= About this exercise =
Go through the entries below and copy every line that holds the word "password".

####

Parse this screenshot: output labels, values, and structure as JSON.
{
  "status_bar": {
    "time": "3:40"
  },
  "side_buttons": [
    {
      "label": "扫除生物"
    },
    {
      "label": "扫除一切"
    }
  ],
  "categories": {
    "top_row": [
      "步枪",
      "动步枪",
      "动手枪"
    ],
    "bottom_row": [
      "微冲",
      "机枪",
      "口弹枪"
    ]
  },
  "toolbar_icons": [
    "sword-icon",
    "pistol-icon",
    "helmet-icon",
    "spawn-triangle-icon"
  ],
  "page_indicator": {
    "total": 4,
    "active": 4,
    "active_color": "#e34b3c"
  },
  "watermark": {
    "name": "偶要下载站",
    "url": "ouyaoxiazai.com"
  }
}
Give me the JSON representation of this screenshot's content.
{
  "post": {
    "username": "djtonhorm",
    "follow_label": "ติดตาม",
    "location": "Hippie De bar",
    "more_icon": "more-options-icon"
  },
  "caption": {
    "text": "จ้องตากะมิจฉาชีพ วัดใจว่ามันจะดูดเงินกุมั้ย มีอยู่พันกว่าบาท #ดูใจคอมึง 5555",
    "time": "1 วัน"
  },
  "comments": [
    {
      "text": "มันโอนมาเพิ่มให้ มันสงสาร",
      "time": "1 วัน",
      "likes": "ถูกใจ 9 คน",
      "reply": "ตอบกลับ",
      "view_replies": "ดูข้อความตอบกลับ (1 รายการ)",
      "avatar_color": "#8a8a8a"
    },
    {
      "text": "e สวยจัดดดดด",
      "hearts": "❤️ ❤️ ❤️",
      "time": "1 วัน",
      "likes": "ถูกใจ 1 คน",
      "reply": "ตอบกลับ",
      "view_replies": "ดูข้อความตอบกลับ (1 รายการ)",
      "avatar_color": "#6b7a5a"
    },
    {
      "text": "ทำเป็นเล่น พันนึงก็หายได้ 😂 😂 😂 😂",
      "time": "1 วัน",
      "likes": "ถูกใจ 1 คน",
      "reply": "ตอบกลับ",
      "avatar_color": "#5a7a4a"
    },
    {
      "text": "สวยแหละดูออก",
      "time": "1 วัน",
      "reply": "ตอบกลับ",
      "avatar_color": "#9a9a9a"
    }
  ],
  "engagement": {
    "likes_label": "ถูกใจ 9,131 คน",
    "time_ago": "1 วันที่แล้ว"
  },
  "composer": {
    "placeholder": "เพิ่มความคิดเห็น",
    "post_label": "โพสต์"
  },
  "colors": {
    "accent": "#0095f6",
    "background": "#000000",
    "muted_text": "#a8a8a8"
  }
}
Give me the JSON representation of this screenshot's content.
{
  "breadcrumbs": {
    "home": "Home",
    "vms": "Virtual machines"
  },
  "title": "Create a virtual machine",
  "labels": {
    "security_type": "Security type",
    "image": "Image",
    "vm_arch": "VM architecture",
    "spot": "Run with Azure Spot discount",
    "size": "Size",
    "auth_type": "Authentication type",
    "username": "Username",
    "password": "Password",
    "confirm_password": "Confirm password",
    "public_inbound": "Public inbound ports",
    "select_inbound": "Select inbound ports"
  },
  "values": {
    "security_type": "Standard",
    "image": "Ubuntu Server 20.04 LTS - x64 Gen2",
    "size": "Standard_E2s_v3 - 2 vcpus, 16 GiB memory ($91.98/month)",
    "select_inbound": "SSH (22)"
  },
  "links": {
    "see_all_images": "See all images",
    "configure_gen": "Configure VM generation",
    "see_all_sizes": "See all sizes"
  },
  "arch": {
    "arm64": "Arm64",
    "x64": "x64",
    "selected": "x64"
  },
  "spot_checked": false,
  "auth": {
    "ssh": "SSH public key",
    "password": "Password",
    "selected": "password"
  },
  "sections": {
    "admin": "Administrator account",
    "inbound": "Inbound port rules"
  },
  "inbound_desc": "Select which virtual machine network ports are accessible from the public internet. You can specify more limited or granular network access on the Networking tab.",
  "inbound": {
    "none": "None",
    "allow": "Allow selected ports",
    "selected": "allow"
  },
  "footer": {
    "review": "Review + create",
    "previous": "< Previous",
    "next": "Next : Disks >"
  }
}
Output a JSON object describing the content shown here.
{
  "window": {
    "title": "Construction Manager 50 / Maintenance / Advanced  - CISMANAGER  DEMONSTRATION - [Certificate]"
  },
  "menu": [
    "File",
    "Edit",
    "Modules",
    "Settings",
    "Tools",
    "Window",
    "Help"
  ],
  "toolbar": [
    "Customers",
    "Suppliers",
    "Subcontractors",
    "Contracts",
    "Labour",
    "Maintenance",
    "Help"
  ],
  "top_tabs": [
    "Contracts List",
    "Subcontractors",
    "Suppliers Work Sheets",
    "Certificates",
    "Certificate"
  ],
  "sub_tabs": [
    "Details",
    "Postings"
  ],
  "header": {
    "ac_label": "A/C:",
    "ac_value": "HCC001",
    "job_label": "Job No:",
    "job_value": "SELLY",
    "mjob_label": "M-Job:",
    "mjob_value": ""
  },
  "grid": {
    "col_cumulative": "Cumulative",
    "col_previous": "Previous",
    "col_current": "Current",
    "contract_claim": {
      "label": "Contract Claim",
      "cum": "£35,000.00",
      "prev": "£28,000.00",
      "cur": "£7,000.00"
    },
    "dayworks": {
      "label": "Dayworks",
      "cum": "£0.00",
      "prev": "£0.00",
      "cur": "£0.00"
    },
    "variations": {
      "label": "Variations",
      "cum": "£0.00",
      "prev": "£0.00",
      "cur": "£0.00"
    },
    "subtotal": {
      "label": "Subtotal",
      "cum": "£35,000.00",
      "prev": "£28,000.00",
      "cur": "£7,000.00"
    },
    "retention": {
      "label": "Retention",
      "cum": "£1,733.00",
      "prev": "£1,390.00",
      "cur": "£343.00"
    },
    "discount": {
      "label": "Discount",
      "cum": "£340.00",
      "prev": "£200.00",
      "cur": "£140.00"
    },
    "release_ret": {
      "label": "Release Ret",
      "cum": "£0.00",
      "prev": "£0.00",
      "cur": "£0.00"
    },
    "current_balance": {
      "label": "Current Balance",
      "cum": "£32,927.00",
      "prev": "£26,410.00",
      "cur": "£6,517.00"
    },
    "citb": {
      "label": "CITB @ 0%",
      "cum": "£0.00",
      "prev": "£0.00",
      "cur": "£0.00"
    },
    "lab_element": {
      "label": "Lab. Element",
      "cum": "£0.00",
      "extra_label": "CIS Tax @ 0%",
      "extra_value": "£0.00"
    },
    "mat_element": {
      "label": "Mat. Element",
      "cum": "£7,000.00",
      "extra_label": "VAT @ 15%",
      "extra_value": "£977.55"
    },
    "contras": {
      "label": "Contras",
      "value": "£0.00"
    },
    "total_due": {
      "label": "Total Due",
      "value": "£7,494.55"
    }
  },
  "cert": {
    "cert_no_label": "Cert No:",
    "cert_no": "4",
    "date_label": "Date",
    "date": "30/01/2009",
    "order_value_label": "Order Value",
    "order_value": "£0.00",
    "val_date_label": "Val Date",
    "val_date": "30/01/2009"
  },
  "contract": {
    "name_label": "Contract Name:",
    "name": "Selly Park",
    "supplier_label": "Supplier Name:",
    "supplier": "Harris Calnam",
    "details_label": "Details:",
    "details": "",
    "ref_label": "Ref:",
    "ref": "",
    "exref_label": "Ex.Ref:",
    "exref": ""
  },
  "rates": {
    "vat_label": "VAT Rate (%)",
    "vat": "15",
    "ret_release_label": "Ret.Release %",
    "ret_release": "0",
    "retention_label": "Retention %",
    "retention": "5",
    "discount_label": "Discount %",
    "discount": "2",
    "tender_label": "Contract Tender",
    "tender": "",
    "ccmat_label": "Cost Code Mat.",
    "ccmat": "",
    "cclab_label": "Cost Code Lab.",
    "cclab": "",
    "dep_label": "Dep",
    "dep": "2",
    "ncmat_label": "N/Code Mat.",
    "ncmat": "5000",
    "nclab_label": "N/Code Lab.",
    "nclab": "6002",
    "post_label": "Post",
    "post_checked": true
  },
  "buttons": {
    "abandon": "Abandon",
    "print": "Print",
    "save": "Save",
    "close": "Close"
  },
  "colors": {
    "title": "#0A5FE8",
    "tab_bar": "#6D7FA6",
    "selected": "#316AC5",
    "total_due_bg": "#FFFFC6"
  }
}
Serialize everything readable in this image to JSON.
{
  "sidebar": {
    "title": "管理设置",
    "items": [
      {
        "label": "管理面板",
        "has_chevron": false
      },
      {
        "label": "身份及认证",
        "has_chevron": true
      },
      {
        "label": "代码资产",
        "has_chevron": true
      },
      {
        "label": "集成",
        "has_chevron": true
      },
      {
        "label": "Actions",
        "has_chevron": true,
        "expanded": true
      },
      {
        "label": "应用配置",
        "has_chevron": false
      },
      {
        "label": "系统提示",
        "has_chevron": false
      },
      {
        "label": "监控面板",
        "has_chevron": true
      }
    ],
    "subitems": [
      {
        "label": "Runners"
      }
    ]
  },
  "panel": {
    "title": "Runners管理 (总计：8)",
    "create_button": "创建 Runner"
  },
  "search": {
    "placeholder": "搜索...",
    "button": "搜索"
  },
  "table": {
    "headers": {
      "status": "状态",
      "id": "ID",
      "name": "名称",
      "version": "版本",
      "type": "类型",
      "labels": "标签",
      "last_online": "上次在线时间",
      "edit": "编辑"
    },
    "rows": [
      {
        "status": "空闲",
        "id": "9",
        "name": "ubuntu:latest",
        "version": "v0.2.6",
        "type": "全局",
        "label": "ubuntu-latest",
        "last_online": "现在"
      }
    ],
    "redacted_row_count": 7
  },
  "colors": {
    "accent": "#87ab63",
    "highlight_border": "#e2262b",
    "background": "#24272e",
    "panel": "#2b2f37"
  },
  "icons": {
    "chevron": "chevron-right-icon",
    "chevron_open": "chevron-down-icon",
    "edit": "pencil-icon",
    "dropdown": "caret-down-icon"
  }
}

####

= Exercise output =
    "password": "Password",
    "confirm_password": "Confirm password",
    "password": "Password",
    "selected": "password"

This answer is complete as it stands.